One thing was clear after President Obama’s not-so-interesting fifth State of the Union address: He is gearing up to borrow and take more from working- and middle-class people.
Meanwhile, on Long Island, things are unclear as voters in the 3rd Congressional District gear up for a fight. This is a seat that will be vacated by longtime Rep. Carolyn McCarthy. Historically, the district was a Republican stronghold, but in recent years it has shifted, and now has a Democratic advantage. Kathleen Rice, Nassau County’s district attorney, has announced her candidacy on the Democratic side. While Republicans have yet to choose a candidate, she will be a formidable one, and it will be a race to watch.
In Washington, the Federal Reserve is beginning to ease away from the Quantitative Easing program that protected Americans by easing interest rates. As programs like this are phased out, Obama and other leaders in Washington are going to have to find new ways to finance — and slash — the government’s rising debt.
As such, the president announced his plan to create a 401(k) plan for workers who currently do not have one. The program, “myRA,” was described by Obama as a “new savings bond that encourages folks to build a nest egg. MyRA guarantees a decent return with no risk of losing what you put in.”
The next day, Obama signed a presidential memo that directed the Treasury Department to create the government-backed retirement accounts. They will target millions of low- and middle-income Americans who currently do not have access to employer-sponsored retirement plans.
All workers may invest in the accounts, including those wishing to complement already existing 401(k)s as long as their household income is below $191,000 per year. Participants can save up to $15,000, or for a maximum of 30 years, in their accounts before transferring their balance to a private-sector Roth IRA.
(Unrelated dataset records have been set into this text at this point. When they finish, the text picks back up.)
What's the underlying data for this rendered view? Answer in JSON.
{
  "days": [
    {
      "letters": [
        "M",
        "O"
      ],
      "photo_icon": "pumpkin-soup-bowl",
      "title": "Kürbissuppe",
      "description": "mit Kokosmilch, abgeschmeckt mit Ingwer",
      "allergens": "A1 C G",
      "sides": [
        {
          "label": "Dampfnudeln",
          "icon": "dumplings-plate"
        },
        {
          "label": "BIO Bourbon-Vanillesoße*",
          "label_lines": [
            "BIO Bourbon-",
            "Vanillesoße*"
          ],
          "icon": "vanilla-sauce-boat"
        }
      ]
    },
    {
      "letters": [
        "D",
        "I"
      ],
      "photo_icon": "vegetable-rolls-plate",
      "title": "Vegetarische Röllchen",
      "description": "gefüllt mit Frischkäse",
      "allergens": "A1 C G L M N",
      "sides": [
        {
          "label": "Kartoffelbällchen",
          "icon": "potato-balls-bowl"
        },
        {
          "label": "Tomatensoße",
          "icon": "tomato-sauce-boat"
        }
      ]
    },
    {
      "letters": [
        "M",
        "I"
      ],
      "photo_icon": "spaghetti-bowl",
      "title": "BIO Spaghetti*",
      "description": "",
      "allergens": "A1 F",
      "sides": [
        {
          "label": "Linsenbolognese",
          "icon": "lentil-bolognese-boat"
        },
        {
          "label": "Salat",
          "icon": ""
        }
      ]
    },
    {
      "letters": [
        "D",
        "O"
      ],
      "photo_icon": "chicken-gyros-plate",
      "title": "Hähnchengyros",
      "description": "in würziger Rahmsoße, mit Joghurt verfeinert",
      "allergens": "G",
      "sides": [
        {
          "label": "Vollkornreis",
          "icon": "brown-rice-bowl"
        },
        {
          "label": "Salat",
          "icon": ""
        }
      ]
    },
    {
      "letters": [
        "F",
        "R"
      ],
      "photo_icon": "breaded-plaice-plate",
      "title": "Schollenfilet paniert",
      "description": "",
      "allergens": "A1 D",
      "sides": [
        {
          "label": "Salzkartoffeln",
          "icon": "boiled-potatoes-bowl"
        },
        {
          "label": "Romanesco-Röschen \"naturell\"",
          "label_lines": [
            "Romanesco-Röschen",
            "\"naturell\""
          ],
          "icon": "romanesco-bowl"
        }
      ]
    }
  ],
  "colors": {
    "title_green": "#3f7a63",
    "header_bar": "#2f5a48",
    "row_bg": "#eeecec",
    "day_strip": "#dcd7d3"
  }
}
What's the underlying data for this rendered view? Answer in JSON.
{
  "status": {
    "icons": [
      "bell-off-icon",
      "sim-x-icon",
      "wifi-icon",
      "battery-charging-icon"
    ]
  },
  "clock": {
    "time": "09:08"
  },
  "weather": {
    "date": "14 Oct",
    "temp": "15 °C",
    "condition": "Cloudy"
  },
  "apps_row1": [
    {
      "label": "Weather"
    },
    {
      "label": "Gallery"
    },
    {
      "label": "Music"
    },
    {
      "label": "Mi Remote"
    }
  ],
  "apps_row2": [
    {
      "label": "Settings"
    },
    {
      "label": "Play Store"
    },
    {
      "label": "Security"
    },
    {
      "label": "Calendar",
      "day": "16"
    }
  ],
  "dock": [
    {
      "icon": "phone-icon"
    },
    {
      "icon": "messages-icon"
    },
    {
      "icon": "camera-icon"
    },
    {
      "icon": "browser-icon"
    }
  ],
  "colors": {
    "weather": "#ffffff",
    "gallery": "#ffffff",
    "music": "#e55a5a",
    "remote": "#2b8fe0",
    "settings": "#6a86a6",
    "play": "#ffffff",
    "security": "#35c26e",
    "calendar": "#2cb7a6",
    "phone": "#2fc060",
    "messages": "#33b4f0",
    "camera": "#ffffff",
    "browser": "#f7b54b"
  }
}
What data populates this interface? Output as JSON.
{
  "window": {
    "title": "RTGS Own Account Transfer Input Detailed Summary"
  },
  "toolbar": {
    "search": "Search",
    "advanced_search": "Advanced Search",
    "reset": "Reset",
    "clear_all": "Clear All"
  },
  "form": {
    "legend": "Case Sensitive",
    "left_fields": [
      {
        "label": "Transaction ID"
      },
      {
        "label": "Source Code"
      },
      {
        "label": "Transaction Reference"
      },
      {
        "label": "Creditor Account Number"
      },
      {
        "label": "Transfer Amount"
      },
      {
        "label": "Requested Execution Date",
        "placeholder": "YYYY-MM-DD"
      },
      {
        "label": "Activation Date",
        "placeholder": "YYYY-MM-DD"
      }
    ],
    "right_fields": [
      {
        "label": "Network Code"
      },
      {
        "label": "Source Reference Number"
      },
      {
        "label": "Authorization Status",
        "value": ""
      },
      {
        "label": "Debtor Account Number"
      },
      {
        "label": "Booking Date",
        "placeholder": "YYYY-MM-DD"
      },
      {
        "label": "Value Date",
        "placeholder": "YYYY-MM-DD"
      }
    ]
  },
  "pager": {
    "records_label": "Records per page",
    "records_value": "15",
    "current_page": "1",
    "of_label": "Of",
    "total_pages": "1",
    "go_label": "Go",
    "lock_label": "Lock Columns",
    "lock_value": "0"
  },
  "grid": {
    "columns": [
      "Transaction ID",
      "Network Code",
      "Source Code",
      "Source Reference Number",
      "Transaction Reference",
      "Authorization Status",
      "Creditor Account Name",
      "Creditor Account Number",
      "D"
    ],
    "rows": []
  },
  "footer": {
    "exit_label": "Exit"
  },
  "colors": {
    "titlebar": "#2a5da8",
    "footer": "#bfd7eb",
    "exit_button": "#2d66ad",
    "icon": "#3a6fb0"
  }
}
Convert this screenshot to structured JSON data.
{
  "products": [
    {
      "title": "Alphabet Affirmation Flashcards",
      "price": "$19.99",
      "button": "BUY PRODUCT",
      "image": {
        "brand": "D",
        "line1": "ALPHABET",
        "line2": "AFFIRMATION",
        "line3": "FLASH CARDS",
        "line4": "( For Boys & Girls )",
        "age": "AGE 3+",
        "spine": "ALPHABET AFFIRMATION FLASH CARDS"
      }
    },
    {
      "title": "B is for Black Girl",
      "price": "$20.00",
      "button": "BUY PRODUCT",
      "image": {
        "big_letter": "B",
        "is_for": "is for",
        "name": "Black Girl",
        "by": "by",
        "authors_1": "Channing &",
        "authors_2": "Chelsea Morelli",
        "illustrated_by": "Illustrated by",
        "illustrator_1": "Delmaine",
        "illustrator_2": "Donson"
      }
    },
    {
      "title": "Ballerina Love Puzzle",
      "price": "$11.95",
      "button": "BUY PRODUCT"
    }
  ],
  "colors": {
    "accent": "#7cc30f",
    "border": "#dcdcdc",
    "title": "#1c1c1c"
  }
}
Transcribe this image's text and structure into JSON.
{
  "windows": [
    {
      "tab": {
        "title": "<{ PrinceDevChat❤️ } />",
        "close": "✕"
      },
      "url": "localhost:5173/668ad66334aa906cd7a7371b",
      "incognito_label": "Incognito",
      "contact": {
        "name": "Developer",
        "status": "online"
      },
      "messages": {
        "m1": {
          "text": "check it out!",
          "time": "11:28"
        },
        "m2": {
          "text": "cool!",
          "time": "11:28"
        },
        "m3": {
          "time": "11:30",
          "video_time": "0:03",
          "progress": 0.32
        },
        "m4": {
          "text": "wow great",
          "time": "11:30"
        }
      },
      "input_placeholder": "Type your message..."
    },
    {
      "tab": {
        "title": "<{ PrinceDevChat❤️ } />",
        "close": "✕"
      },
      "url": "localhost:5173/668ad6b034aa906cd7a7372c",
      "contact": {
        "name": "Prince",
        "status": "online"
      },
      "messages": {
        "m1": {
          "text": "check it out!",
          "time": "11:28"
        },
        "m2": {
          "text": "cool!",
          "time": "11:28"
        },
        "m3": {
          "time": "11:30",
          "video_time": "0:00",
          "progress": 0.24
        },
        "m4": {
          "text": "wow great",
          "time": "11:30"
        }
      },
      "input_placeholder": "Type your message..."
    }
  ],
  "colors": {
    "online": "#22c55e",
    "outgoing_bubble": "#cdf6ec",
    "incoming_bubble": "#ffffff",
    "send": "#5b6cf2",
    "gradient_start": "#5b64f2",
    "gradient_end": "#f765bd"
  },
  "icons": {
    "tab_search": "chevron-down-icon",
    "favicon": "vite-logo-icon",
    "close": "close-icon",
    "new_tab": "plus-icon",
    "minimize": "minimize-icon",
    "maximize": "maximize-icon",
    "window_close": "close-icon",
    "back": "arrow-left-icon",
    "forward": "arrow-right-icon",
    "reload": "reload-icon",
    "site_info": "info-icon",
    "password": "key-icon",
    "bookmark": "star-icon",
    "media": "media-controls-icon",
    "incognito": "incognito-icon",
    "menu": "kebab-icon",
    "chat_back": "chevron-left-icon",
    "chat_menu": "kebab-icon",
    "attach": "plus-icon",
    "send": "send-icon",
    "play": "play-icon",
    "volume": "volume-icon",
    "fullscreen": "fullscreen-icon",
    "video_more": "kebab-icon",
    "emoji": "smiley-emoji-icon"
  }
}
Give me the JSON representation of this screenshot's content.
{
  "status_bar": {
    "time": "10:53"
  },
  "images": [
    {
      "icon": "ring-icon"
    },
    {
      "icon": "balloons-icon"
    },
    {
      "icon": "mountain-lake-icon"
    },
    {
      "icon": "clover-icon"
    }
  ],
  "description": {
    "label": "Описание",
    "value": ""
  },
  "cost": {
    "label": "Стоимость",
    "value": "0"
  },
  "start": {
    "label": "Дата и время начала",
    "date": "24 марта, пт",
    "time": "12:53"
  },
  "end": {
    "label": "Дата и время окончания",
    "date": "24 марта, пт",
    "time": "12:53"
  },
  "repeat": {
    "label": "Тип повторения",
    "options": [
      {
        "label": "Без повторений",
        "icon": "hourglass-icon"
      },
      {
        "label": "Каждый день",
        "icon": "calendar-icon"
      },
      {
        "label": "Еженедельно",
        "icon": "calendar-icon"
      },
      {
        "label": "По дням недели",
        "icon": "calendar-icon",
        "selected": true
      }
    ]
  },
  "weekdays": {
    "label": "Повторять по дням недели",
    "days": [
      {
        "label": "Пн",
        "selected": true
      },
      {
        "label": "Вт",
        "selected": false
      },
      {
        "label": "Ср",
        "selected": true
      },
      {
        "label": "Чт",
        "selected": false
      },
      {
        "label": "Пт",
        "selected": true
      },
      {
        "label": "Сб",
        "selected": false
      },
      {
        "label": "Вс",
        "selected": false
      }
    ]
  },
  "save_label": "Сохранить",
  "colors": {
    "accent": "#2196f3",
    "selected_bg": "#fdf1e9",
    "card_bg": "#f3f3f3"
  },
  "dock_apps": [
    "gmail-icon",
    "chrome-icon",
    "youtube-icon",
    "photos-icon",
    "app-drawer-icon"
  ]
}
The accounts will function as Roth IRAs. However, unlike Roth IRAs, which can be invested freely, myRA accounts will be invested solely in government savings bonds. The U.S. government will back them, and the president has guaranteed that savers can never lose their principal investment. There will be no fees or administrative expenses.